_YOUR TASK_. Retype the whole of the data exactly.

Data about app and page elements

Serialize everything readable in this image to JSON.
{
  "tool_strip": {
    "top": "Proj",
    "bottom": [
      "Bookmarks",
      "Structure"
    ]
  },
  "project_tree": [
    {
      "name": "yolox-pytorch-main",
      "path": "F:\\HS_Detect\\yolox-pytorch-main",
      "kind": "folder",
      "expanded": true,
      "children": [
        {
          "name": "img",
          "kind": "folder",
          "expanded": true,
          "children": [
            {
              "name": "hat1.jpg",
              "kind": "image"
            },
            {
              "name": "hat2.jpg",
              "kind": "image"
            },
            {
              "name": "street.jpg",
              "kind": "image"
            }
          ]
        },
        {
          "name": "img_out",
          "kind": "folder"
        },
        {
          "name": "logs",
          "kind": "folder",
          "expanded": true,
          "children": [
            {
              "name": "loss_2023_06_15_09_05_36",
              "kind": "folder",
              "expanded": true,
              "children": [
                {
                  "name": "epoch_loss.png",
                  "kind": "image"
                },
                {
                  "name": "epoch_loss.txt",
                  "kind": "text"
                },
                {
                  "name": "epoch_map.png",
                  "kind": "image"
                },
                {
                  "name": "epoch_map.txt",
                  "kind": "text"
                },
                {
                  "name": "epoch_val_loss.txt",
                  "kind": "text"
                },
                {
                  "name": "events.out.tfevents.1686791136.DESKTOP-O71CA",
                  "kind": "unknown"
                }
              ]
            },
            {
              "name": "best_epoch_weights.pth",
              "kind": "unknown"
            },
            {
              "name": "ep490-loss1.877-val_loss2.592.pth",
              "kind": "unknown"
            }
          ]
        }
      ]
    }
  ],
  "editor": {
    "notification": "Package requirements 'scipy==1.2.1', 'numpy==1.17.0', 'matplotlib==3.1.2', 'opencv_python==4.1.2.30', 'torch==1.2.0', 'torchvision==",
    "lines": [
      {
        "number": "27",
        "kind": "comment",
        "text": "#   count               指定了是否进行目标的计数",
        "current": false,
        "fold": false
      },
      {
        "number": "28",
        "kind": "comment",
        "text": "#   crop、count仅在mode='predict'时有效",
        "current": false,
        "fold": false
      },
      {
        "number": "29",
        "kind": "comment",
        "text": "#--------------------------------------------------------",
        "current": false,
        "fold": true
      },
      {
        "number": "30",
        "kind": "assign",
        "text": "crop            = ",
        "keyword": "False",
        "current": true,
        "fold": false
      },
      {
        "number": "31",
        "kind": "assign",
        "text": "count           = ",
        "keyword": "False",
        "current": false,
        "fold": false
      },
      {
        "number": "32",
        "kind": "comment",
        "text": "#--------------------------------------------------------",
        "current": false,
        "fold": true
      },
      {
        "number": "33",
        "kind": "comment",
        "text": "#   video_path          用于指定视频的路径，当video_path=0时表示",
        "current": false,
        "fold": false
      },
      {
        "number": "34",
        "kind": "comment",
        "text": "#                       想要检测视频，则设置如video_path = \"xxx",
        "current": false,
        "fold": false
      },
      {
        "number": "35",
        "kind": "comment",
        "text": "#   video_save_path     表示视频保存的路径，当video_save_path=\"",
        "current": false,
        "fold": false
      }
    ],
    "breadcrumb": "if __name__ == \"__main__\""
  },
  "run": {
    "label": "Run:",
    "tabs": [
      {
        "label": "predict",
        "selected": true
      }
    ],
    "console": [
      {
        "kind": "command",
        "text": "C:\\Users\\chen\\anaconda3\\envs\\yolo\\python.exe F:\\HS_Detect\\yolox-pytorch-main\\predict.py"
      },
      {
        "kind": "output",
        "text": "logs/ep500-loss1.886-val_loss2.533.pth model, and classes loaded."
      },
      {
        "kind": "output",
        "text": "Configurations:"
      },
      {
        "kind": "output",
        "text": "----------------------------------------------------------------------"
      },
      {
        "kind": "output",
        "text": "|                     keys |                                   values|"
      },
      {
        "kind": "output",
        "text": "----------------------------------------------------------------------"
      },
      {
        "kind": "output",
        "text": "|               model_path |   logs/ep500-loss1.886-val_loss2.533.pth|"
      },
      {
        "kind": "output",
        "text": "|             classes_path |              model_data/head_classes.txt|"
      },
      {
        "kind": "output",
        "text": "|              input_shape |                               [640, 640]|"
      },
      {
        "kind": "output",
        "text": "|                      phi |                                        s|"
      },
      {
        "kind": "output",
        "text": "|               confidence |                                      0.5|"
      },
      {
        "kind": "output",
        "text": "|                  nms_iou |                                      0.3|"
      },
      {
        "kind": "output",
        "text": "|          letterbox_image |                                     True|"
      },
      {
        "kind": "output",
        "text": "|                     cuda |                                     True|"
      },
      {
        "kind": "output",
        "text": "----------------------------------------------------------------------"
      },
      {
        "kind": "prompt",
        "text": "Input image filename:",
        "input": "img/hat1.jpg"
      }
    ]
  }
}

_RESPONSE TO THIS EXERCISE_.
Serialize everything readable in this image to JSON.
{
  "tool_strip": {
    "top": "Proj",
    "bottom": [
      "Bookmarks",
      "Structure"
    ]
  },
  "project_tree": [
    {
      "name": "yolox-pytorch-main",
      "path": "F:\\HS_Detect\\yolox-pytorch-main",
      "kind": "folder",
      "expanded": true,
      "children": [
        {
          "name": "img",
          "kind": "folder",
          "expanded": true,
          "children": [
            {
              "name": "hat1.jpg",
              "kind": "image"
            },
            {
              "name": "hat2.jpg",
              "kind": "image"
            },
            {
              "name": "street.jpg",
              "kind": "image"
            }
          ]
        },
        {
          "name": "img_out",
          "kind": "folder"
        },
        {
          "name": "logs",
          "kind": "folder",
          "expanded": true,
          "children": [
            {
              "name": "loss_2023_06_15_09_05_36",
              "kind": "folder",
              "expanded": true,
              "children": [
                {
                  "name": "epoch_loss.png",
                  "kind": "image"
                },
                {
                  "name": "epoch_loss.txt",
                  "kind": "text"
                },
                {
                  "name": "epoch_map.png",
                  "kind": "image"
                },
                {
                  "name": "epoch_map.txt",
                  "kind": "text"
                },
                {
                  "name": "epoch_val_loss.txt",
                  "kind": "text"
                },
                {
                  "name": "events.out.tfevents.1686791136.DESKTOP-O71CA",
                  "kind": "unknown"
                }
              ]
            },
            {
              "name": "best_epoch_weights.pth",
              "kind": "unknown"
            },
            {
              "name": "ep490-loss1.877-val_loss2.592.pth",
              "kind": "unknown"
            }
          ]
        }
      ]
    }
  ],
  "editor": {
    "notification": "Package requirements 'scipy==1.2.1', 'numpy==1.17.0', 'matplotlib==3.1.2', 'opencv_python==4.1.2.30', 'torch==1.2.0', 'torchvision==",
    "lines": [
      {
        "number": "27",
        "kind": "comment",
        "text": "#   count               指定了是否进行目标的计数",
        "current": false,
        "fold": false
      },
      {
        "number": "28",
        "kind": "comment",
        "text": "#   crop、count仅在mode='predict'时有效",
        "current": false,
        "fold": false
      },
      {
        "number": "29",
        "kind": "comment",
        "text": "#--------------------------------------------------------",
        "current": false,
        "fold": true
      },
      {
        "number": "30",
        "kind": "assign",
        "text": "crop            = ",
        "keyword": "False",
        "current": true,
        "fold": false
      },
      {
        "number": "31",
        "kind": "assign",
        "text": "count           = ",
        "keyword": "False",
        "current": false,
        "fold": false
      },
      {
        "number": "32",
        "kind": "comment",
        "text": "#--------------------------------------------------------",
        "current": false,
        "fold": true
      },
      {
        "number": "33",
        "kind": "comment",
        "text": "#   video_path          用于指定视频的路径，当video_path=0时表示",
        "current": false,
        "fold": false
      },
      {
        "number": "34",
        "kind": "comment",
        "text": "#                       想要检测视频，则设置如video_path = \"xxx",
        "current": false,
        "fold": false
      },
      {
        "number": "35",
        "kind": "comment",
        "text": "#   video_save_path     表示视频保存的路径，当video_save_path=\"",
        "current": false,
        "fold": false
      }
    ],
    "breadcrumb": "if __name__ == \"__main__\""
  },
  "run": {
    "label": "Run:",
    "tabs": [
      {
        "label": "predict",
        "selected": true
      }
    ],
    "console": [
      {
        "kind": "command",
        "text": "C:\\Users\\chen\\anaconda3\\envs\\yolo\\python.exe F:\\HS_Detect\\yolox-pytorch-main\\predict.py"
      },
      {
        "kind": "output",
        "text": "logs/ep500-loss1.886-val_loss2.533.pth model, and classes loaded."
      },
      {
        "kind": "output",
        "text": "Configurations:"
      },
      {
        "kind": "output",
        "text": "----------------------------------------------------------------------"
      },
      {
        "kind": "output",
        "text": "|                     keys |                                   values|"
      },
      {
        "kind": "output",
        "text": "----------------------------------------------------------------------"
      },
      {
        "kind": "output",
        "text": "|               model_path |   logs/ep500-loss1.886-val_loss2.533.pth|"
      },
      {
        "kind": "output",
        "text": "|             classes_path |              model_data/head_classes.txt|"
      },
      {
        "kind": "output",
        "text": "|              input_shape |                               [640, 640]|"
      },
      {
        "kind": "output",
        "text": "|                      phi |                                        s|"
      },
      {
        "kind": "output",
        "text": "|               confidence |                                      0.5|"
      },
      {
        "kind": "output",
        "text": "|                  nms_iou |                                      0.3|"
      },
      {
        "kind": "output",
        "text": "|          letterbox_image |                                     True|"
      },
      {
        "kind": "output",
        "text": "|                     cuda |                                     True|"
      },
      {
        "kind": "output",
        "text": "----------------------------------------------------------------------"
      },
      {
        "kind": "prompt",
        "text": "Input image filename:",
        "input": "img/hat1.jpg"
      }
    ]
  }
}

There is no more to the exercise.